MEDELLIN, Colombia – Low prices paid to coffee farmers and rampant speculation in the market are jeopardizing the future of coffee. The industry is increasingly looking to technology to improve transparency and deliver more value. The iFinca platform streamlines trade to deliver greater value to coffee farmers and provide coffee companies with full traceability to the farmgate price.
“If we’re going to make sure farmers get what they need to produce coffee sustainably, we need to figure out how to better distribute value,” said Alexander Barrett, CEO of iFinca. “With iFinca handling the heavy work of sharing verified information, we’re able to create efficiencies across the supply chain that ensure that farmers are better compensated and receive a living income.”
While some new tech solutions use blockchain to trace coffee and allow end consumers to ‘tip their farmers’, the iFinca platform turns the trading model on its head utilizing a network of verified transactions where every actor in a supply chain has equal access to information.
“The issue of transparency and being able to trace coffee to its origin is very important. It means being able to understand the way it was cultivated, how it moves around the world,” said Néstor Osorio, former Executive Director of the International Coffee Organization and former Ambassador to the UK and the United Nations. “As a platform, iFinca is the answer to how we innovate, to how we answer that question bringing producers and consumers closer together.”
Since its launch in October 2019, the iFinca platform has grown to include 38 exporters, 14 importers, 26 roasters and 19 cafes, and 9,430 individual farmers and 13 cooperatives across Colombia, Mexico, Guatemala, El Salvador, Honduras, Nicaragua, Haiti and the Dominican Republic.
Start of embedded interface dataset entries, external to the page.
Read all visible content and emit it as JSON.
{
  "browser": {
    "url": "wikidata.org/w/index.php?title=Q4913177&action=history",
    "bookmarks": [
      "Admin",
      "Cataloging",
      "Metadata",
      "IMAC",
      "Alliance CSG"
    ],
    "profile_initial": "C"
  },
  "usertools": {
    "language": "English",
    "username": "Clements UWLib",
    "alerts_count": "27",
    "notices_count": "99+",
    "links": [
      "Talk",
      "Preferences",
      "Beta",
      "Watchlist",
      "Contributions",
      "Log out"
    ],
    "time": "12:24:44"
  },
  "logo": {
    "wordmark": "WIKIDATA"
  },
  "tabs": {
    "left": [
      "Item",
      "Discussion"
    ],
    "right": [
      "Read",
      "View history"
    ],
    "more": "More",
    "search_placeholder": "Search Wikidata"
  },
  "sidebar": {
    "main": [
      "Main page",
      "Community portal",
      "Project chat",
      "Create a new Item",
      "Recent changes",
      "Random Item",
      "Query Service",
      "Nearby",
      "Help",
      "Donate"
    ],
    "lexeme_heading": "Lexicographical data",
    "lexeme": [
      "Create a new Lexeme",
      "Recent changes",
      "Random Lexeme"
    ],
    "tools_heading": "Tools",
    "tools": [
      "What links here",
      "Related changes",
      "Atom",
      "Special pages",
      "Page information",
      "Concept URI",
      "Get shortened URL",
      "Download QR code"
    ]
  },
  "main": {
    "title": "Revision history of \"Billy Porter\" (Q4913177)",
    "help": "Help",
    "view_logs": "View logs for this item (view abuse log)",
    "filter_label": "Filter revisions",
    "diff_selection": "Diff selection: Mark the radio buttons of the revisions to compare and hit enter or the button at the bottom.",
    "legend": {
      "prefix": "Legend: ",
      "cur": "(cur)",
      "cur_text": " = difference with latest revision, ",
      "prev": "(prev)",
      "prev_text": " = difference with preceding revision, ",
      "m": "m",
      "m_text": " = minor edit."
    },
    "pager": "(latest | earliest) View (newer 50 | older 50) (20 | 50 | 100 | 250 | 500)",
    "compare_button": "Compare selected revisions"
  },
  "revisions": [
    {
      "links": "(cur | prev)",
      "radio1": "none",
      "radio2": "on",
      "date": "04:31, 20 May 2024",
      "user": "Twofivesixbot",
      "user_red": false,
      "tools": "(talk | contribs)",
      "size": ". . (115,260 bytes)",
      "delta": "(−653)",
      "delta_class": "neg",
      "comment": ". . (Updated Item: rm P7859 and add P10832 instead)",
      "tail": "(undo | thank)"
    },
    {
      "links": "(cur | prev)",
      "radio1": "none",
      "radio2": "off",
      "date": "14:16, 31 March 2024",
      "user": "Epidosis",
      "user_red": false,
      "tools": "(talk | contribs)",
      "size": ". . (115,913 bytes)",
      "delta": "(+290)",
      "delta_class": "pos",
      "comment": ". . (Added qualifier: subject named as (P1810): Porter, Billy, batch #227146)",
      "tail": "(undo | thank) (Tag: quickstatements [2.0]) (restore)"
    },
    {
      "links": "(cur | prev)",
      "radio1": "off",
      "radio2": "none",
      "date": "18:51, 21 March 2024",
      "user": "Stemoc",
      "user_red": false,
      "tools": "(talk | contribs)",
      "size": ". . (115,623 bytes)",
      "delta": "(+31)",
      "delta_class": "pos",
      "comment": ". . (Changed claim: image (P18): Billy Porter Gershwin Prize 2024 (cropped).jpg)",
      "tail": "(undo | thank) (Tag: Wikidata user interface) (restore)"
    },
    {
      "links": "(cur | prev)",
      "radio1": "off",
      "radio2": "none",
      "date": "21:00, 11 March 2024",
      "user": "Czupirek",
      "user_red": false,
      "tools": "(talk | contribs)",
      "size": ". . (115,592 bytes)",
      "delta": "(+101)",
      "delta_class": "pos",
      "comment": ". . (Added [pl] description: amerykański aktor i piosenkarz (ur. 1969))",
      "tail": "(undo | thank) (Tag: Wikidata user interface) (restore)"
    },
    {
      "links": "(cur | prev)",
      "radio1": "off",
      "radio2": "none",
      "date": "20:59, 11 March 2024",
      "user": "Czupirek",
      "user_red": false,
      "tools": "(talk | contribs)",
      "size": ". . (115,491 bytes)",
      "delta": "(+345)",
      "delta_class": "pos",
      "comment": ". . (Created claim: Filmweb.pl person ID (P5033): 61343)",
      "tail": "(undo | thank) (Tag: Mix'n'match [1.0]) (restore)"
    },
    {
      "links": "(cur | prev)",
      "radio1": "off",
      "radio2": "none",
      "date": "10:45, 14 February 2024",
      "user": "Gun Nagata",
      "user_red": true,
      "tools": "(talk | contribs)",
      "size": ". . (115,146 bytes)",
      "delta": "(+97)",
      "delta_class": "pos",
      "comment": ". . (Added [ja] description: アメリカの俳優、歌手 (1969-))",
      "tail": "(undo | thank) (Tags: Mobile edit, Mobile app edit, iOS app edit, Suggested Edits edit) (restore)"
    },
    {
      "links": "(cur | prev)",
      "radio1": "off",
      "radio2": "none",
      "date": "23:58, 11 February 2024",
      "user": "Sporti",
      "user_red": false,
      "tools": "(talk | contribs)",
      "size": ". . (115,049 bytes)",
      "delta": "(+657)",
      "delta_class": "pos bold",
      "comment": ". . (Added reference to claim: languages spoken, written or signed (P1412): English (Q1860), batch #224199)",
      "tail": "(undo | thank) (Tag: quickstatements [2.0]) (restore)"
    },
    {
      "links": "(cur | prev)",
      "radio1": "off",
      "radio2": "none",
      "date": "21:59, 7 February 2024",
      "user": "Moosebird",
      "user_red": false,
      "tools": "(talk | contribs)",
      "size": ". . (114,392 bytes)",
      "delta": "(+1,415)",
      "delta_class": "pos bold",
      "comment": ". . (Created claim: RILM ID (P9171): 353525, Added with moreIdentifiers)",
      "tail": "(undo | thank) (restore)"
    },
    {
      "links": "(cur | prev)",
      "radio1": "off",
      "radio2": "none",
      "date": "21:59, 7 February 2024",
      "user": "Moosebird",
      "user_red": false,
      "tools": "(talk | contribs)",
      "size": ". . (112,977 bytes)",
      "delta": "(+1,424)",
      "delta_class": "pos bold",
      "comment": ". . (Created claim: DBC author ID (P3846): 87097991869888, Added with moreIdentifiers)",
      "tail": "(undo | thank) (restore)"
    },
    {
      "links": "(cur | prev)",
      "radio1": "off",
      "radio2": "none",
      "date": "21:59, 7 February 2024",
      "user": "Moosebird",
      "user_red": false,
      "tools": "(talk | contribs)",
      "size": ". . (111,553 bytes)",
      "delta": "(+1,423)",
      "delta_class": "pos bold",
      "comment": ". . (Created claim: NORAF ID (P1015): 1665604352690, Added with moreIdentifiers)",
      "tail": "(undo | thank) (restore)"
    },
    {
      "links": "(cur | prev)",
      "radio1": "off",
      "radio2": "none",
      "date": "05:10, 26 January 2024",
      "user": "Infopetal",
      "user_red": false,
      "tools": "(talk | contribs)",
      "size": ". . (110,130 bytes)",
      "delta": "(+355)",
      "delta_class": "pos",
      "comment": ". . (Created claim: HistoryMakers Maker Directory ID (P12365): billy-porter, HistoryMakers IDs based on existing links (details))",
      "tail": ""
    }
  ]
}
Coffee traded via the iFinca app is currently available in the US, UK and will soon be available in the EU, Russia and South Korea.
iFinca’s blockchain platform validates transactions from the first delivery of parchment all the way to the cafe. In initial trading, iFinca has demonstrated a verifiable increase in price per pound for smallholder farmers.
Consumers will be able to access details about their coffee, including the price received by the farmer, when they scan a QR code at the point of sale.
“The insight into our relationships through iFinca allow us to have a direct connection with the farms we source from. This means better coffee for our customers and better income for the farmers we source from,” said Ed Wethli, owner of Crazy Mocha, a roaster/retailer with more than 25 locations in and around the Pittsburgh area. Crazy Mocha is the first cafe to serve iFinca verified coffee from seven farms in Colombia.